What you need to do - Provide only the number of lines in the data below that contain the string "this".

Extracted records
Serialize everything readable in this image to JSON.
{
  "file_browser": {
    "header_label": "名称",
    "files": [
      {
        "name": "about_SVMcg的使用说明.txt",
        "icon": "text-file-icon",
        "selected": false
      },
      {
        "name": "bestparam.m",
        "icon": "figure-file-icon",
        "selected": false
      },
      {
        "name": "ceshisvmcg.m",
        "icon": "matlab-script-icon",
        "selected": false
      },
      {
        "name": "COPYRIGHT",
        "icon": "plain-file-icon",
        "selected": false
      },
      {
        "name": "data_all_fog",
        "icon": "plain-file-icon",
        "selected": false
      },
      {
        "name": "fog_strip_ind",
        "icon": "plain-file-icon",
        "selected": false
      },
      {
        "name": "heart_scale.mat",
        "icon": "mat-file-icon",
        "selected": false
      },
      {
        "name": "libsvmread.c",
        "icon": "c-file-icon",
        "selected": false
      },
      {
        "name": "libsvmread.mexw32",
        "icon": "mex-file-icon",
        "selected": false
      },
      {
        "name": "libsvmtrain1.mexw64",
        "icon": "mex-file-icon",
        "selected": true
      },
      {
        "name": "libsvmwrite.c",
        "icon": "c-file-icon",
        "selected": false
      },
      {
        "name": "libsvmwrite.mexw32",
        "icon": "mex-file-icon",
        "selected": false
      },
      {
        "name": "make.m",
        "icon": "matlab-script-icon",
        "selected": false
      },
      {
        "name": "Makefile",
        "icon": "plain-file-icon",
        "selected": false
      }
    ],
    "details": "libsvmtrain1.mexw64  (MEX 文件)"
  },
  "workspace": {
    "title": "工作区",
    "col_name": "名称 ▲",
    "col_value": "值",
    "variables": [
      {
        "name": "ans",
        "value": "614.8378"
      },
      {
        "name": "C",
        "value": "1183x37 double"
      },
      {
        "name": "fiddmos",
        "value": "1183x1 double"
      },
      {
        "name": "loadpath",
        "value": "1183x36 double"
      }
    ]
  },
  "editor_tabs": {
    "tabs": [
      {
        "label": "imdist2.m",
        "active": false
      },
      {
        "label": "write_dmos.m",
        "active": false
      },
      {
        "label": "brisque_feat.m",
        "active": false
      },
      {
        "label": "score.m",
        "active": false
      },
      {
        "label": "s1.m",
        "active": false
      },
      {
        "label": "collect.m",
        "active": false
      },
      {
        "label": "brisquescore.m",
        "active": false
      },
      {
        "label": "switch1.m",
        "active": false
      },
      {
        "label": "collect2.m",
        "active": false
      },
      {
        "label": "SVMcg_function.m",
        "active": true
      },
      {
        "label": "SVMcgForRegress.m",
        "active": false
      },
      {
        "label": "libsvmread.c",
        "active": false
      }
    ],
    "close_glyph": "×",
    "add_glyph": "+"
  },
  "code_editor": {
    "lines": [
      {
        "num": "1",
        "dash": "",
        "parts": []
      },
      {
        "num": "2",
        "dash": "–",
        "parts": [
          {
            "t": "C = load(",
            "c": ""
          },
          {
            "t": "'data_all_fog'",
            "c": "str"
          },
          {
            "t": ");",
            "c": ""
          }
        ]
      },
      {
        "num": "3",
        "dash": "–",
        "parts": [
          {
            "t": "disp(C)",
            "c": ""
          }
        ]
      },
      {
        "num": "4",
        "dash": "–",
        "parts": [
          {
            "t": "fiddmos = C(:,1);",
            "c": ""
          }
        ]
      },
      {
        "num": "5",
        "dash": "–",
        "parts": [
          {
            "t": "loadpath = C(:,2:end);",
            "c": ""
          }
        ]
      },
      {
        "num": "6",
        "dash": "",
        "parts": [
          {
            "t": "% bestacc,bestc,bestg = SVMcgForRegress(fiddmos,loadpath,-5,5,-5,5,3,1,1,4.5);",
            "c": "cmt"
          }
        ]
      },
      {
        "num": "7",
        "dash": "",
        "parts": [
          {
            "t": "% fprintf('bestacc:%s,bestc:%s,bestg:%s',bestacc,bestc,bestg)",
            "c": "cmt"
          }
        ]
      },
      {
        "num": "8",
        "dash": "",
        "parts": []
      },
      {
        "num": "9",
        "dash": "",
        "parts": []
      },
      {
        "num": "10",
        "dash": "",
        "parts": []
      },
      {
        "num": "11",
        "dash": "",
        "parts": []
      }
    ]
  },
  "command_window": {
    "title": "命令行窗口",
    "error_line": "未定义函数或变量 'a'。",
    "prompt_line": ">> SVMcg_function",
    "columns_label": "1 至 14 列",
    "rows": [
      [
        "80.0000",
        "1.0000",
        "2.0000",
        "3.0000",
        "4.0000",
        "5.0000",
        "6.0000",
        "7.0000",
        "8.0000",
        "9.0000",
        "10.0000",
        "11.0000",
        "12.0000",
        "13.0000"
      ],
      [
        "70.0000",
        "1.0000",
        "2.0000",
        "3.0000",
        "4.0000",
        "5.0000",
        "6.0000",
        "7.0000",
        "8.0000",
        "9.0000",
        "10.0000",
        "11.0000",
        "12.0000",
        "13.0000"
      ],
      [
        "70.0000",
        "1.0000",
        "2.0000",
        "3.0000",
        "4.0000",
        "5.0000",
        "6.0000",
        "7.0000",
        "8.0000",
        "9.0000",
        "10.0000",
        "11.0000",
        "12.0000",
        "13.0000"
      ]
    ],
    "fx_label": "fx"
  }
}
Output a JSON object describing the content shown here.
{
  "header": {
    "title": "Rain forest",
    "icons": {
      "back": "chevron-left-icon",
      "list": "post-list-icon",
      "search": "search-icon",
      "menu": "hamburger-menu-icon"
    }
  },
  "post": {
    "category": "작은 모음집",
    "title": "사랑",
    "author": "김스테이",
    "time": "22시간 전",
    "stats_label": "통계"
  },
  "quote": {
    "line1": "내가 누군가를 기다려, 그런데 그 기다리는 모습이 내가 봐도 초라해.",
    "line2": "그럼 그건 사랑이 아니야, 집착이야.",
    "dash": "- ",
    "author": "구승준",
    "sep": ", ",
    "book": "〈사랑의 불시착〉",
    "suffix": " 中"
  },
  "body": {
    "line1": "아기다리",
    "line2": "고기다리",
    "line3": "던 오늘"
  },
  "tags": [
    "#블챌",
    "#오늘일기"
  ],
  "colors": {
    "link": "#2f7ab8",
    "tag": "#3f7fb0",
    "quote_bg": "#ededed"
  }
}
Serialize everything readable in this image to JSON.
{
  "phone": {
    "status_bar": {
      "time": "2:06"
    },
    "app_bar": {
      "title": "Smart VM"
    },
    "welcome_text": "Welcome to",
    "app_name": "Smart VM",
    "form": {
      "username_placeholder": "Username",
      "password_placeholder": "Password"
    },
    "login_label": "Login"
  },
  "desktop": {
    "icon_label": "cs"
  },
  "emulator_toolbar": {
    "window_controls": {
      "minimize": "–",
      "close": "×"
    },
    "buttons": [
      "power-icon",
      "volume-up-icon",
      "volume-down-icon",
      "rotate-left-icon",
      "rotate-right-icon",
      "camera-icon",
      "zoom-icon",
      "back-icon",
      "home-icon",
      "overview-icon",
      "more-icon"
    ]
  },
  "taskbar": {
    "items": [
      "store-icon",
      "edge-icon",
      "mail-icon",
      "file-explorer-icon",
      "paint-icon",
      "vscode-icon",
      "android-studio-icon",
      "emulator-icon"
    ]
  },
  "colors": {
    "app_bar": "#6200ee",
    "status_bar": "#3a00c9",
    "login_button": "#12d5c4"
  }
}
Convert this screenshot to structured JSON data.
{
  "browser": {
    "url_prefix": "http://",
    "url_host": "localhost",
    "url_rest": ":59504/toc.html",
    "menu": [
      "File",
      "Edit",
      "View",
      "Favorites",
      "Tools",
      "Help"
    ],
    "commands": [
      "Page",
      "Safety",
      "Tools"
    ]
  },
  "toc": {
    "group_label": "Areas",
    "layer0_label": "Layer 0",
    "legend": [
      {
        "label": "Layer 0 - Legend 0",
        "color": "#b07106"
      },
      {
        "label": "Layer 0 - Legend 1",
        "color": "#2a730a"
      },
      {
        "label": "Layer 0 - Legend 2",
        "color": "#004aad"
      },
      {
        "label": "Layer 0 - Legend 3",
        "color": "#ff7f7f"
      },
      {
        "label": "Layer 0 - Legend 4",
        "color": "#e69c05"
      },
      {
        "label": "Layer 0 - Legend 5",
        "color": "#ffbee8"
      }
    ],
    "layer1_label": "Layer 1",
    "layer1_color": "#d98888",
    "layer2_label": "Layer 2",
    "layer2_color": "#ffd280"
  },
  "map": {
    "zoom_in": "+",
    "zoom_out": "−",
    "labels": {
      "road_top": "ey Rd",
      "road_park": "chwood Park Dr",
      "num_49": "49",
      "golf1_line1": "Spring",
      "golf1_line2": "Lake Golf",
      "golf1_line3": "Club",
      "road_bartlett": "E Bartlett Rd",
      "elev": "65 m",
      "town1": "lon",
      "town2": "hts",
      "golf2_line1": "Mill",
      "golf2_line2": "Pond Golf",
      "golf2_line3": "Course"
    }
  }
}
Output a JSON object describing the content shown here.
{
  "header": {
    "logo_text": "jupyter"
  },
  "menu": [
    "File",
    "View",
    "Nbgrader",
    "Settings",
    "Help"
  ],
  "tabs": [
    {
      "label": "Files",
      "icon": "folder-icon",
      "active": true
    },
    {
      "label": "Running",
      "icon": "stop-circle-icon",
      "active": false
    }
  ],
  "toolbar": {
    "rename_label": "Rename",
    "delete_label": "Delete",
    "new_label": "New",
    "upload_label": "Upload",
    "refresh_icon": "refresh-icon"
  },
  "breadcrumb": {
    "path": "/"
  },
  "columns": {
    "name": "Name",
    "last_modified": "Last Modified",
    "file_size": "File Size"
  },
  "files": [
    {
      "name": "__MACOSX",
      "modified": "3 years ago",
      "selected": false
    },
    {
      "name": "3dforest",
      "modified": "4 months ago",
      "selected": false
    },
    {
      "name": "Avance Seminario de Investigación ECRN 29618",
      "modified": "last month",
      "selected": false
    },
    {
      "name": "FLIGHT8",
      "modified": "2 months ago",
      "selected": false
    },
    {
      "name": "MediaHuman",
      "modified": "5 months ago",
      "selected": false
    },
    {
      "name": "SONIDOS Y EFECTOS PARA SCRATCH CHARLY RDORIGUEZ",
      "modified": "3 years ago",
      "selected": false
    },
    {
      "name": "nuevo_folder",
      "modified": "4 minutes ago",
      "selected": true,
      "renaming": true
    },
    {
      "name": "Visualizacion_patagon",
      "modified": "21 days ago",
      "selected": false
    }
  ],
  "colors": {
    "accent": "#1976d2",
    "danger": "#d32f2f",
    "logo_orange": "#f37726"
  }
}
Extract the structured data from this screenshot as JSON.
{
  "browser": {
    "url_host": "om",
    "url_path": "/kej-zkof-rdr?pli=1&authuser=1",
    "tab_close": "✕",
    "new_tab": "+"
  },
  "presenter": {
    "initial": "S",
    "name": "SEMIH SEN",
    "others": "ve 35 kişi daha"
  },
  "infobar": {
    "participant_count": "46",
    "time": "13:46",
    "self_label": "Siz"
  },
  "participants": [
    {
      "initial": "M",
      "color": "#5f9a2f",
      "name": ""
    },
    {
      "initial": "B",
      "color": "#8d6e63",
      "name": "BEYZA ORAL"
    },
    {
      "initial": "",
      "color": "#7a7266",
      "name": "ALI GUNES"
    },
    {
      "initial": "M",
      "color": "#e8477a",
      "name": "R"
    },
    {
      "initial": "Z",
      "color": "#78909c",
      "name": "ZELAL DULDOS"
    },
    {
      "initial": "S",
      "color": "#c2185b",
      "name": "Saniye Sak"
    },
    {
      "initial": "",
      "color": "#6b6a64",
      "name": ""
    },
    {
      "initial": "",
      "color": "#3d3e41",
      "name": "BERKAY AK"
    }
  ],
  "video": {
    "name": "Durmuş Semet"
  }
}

Response to the exercise - 4